BHoM's coding style and conventions
General C# conventions
Our coding style generally follows the Microsoft guidelines on C#.
However, to attain a higher level of clarity and transparency, BHoM code also adheres to additional customised rules and style guidelines.
BHoM code also adheres to customised rules and style guidelines. These are in place for several reasons, mainly:
- to make easier to read and contribute to the codebase;
- to ensure the functionality can be correctly exposed to the UIs;
- to organise functionality and classes in a tidy, easy-to-find manner.
Access modifiers specify the accessibility level of type and type members. They denote whether a type or member can be used by other code in the same assembly, and in other assemblies.
- In line with BHoM's focus on clarity and transparency, we generally use the
publicaccess modifier, which allows a type or member to be accessed by any other code in the same assembly or other assembly that reference it.
- When absolutely necessary, we use the
privateaccess modifier to limit the access of a type or member to only code in the same class.
- Although C# provides many access modifiers, we limit our use to the two mentioned above.
Filenames, objects and methods
.csfile can contain only 1 (one)
class, and there is no concept as a
- For oM objects the name of the
.csfile is the Name (excluding the namespace) of the Object (class), e.g. the
Lineclass is in the
- For engine methods, a file can only contain methods whose name start or end with the name of their file file, e.g.
Flip(Arc arc)are in the same file
FilterOpeningscan both reside inside a
Folders and namespaces
Namespaces and the folder structure that contains the
.cs files have a close relationship. To define the correct folder structure helps keeping the relationship with the namespaces. This, in turn enables additional functionalities, such as deriving the web address of the source code of a method.

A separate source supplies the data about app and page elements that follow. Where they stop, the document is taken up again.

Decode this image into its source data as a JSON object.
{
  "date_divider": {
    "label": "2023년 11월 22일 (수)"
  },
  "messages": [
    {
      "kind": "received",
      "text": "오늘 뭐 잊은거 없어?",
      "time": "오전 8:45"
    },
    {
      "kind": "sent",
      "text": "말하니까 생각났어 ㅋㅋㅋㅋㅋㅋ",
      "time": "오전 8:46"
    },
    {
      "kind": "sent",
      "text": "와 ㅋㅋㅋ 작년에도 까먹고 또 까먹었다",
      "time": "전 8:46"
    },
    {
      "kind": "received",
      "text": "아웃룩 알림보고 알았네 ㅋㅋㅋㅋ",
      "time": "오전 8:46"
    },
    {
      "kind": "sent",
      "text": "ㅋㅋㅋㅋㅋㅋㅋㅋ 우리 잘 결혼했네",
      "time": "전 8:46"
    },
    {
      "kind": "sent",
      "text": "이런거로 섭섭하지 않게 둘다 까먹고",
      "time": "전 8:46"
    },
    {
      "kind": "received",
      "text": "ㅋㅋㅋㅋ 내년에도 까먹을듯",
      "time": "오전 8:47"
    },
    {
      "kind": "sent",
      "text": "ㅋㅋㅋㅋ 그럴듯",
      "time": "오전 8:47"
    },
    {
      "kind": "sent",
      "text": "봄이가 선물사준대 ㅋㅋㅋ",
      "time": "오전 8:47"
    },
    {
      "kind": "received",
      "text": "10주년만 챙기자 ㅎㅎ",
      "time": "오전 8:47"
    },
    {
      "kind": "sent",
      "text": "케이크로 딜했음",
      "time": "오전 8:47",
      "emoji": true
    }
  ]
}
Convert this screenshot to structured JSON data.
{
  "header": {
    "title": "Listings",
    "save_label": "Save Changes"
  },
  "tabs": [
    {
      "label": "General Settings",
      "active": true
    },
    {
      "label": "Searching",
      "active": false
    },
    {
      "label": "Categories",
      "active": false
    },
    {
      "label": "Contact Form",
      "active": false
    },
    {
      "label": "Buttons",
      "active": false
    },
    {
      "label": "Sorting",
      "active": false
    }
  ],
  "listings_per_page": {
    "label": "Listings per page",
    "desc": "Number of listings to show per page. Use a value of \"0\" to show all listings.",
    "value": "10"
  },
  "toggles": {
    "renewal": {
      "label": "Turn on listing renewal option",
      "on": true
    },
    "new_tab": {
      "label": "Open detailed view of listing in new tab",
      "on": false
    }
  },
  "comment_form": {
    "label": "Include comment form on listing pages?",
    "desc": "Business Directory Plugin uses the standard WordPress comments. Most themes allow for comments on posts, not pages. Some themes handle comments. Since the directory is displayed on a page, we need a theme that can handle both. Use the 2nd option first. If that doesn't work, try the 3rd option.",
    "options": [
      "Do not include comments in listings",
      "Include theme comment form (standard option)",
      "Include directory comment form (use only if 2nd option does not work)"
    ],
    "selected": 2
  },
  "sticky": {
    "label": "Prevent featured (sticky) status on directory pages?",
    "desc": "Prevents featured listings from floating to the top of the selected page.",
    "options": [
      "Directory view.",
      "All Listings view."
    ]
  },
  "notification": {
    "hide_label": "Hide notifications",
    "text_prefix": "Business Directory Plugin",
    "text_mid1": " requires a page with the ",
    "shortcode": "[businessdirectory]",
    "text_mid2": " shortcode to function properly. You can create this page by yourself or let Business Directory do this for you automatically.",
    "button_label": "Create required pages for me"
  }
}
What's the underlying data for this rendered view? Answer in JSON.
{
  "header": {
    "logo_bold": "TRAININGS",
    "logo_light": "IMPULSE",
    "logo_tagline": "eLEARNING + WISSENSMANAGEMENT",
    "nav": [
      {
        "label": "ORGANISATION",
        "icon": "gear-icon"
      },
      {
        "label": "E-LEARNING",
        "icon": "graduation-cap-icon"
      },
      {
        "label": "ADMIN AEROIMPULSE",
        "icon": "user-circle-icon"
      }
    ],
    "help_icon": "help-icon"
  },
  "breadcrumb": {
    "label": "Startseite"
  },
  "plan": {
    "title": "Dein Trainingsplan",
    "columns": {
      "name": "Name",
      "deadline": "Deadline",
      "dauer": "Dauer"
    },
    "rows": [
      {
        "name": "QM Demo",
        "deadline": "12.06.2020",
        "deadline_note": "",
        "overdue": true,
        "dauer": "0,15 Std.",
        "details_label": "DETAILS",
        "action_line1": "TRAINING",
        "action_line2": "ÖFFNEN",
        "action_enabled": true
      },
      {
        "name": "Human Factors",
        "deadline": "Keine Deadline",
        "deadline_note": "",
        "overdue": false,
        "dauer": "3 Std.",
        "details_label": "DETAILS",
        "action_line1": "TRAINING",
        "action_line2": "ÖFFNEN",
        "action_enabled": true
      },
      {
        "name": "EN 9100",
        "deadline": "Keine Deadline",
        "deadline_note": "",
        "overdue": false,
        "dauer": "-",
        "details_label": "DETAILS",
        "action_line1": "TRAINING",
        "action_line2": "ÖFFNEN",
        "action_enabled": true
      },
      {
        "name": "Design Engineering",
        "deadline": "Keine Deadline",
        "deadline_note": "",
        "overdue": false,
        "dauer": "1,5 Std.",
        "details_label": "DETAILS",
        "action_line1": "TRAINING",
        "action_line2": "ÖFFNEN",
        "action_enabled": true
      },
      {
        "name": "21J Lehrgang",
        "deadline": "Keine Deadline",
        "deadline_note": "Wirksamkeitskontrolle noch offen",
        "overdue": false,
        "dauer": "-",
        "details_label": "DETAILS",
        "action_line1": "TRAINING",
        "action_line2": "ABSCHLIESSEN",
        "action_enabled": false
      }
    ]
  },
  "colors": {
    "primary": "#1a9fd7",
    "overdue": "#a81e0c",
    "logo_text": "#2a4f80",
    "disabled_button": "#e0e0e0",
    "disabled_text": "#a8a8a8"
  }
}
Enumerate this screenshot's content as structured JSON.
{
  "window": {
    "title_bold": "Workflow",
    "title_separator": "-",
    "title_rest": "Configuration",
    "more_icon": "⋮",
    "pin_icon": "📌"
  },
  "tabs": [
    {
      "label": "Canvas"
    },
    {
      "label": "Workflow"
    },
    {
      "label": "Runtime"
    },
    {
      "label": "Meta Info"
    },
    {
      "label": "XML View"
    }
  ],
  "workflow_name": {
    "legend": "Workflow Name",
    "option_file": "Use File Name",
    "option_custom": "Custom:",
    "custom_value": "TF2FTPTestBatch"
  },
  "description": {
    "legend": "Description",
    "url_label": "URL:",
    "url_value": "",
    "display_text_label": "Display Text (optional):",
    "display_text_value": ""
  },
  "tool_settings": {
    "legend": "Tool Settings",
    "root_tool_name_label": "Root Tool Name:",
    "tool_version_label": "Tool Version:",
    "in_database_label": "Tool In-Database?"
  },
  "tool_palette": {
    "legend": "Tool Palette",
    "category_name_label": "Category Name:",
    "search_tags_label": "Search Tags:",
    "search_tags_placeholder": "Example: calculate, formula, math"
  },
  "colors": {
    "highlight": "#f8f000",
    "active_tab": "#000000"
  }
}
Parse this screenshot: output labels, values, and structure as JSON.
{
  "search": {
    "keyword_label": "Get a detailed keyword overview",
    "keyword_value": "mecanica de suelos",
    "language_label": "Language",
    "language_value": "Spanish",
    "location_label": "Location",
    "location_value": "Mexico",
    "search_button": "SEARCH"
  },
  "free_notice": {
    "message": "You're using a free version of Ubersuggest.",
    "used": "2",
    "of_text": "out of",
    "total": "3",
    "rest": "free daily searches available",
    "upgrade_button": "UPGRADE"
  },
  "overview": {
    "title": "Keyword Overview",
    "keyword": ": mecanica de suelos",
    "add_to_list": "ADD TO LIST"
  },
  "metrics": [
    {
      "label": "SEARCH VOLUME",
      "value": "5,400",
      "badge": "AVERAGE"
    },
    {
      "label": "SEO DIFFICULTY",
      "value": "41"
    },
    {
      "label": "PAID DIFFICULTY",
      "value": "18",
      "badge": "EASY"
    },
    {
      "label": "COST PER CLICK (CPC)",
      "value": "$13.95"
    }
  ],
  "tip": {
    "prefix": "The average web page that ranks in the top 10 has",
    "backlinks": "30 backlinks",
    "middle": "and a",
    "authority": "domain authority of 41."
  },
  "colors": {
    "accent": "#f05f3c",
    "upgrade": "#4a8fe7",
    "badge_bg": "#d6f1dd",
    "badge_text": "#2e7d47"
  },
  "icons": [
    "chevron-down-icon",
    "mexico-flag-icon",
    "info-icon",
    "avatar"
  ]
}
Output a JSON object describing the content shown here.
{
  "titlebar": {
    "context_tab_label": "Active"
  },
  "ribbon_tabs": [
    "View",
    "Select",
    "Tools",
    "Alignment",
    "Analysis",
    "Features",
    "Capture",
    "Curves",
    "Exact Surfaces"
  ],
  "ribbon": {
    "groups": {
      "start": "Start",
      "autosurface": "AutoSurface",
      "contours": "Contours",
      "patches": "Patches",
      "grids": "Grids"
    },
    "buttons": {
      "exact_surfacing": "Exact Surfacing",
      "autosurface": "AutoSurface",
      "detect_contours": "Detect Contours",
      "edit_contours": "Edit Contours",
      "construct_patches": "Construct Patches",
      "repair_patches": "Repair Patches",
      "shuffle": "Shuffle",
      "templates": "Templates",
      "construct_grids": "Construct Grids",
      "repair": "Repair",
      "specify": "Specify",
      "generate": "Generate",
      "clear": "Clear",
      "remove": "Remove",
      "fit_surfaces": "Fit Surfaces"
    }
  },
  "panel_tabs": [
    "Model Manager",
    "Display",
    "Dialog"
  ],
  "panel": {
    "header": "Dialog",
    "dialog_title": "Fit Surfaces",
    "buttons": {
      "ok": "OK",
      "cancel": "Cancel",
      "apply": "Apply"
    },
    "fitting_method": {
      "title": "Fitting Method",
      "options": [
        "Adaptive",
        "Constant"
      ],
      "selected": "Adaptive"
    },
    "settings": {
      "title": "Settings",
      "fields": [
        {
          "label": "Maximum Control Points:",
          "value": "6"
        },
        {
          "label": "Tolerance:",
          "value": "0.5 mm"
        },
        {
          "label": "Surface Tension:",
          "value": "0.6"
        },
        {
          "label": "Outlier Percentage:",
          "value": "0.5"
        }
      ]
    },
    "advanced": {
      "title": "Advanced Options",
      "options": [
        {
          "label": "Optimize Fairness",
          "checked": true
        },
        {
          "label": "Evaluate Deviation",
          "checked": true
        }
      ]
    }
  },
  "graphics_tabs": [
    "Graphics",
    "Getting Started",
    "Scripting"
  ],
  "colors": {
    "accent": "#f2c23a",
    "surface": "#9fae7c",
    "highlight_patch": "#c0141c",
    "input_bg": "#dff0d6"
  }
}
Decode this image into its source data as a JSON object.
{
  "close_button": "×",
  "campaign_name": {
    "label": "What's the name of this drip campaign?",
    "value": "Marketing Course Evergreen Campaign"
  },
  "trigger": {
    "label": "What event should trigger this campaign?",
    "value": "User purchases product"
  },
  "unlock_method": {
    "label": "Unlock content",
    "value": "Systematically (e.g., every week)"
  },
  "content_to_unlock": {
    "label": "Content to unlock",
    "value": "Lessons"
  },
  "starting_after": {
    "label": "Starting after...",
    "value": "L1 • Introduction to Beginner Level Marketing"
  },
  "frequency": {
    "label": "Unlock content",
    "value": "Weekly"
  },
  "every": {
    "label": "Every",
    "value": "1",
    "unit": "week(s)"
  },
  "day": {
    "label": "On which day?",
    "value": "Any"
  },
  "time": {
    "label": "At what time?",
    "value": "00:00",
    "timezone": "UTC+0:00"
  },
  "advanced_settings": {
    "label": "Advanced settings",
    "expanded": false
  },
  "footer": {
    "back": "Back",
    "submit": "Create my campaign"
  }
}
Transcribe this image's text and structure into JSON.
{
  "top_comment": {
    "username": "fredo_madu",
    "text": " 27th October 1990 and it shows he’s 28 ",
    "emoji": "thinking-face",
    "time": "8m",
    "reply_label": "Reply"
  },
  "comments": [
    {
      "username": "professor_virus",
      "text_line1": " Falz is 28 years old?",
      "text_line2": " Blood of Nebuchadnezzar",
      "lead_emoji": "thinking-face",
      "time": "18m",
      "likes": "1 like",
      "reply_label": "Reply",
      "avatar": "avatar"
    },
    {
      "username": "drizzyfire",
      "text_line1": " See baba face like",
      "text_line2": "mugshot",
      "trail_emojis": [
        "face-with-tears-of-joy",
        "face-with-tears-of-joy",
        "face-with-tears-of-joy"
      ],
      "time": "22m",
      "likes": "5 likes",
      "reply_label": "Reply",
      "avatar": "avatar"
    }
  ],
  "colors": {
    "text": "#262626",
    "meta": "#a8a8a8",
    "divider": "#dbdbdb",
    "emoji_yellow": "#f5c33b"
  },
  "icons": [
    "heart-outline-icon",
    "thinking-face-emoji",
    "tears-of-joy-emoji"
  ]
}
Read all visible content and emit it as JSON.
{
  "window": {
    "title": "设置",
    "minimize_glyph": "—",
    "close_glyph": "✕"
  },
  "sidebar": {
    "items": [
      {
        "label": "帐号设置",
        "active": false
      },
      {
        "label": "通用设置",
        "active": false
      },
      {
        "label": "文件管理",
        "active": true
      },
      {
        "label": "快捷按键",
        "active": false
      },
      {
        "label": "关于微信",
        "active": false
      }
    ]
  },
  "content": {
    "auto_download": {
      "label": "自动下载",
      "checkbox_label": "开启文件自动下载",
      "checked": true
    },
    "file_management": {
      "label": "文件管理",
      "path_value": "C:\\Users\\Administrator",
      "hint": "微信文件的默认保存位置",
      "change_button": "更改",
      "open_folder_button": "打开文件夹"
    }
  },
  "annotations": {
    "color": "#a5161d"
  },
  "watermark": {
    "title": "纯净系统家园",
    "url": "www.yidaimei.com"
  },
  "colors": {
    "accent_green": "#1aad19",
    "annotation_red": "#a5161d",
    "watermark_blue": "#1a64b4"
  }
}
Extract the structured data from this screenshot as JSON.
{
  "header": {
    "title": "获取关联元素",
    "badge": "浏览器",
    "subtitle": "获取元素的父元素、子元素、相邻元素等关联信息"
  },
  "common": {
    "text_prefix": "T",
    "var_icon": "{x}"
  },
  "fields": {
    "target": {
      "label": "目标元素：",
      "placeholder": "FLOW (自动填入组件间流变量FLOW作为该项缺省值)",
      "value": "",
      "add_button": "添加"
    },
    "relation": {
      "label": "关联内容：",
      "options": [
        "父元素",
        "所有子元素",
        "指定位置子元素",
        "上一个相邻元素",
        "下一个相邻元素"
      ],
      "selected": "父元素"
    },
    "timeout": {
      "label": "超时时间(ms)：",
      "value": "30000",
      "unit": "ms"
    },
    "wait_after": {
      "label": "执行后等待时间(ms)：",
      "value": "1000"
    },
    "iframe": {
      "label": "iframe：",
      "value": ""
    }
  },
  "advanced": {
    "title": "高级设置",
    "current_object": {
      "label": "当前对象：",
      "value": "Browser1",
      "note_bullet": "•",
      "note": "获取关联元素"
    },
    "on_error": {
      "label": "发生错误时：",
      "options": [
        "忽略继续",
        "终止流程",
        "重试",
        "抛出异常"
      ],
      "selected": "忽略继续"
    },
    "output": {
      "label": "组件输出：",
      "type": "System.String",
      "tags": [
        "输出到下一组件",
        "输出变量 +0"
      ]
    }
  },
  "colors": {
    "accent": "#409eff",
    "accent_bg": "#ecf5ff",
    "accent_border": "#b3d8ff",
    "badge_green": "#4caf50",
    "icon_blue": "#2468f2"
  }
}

Enum, and an
Interface, the folder structure respects the following rules:
If a file is in a sub folder, the namespace of the entity must follow: if
Baris in a sub folder
Elements, its namespace must suffix the
Enummust be in a separate folder
Enums. Although, the namespace remains unchanged, and does not follow - i.e.
Enumsis appended as suffix. For example
BarFEATypeis in the sub folder
Elements, and it is an
enum. Its namespace respects A., so it contains the
Elementsword, but does not contain the
Enumword: BH.oM.Structure.Elements. At the same time, since it is an
Enumit is in an
The same rule as B. applies to:
The order an Enum is written is the order in which it is displayed in the UI dropdown options. This order is therefore important to the UX of using the Enum within a workflow. The order should therefore follow one of the following conventions. There may be occasions when an Enum order does not follow the conventions below. These occasions should be clearly documented with the reasons why a different convention has been followed.
The order of the Enum should be alphabetical (following British-English spelling conventions) in ascending order (i.e. A-z).
If your Enum option has an
Undefined option to denote a default unset option, then this should go as the first option at the top of the Enum.
For an example of an Enum following this convention, see the Environment Panel Type Enum.
The order of the Enum can be in a logical order instead where this makes more sense than alphabetical. An example of such an Enum might be one that records the size of an object. In this case, the options might be:
This order for the Enum makes logical sense and provides a good UX where users will have context from the name of the Enum that the order might be different to alphabetical (e.g. the name might be
For conditional statements, the variable expression should be placed in front of the constant expression. When this order is reversed, it is referred to as a "Yoda condition". For readability, we avoid using Yoda conditions in our code base. An example of both is given below.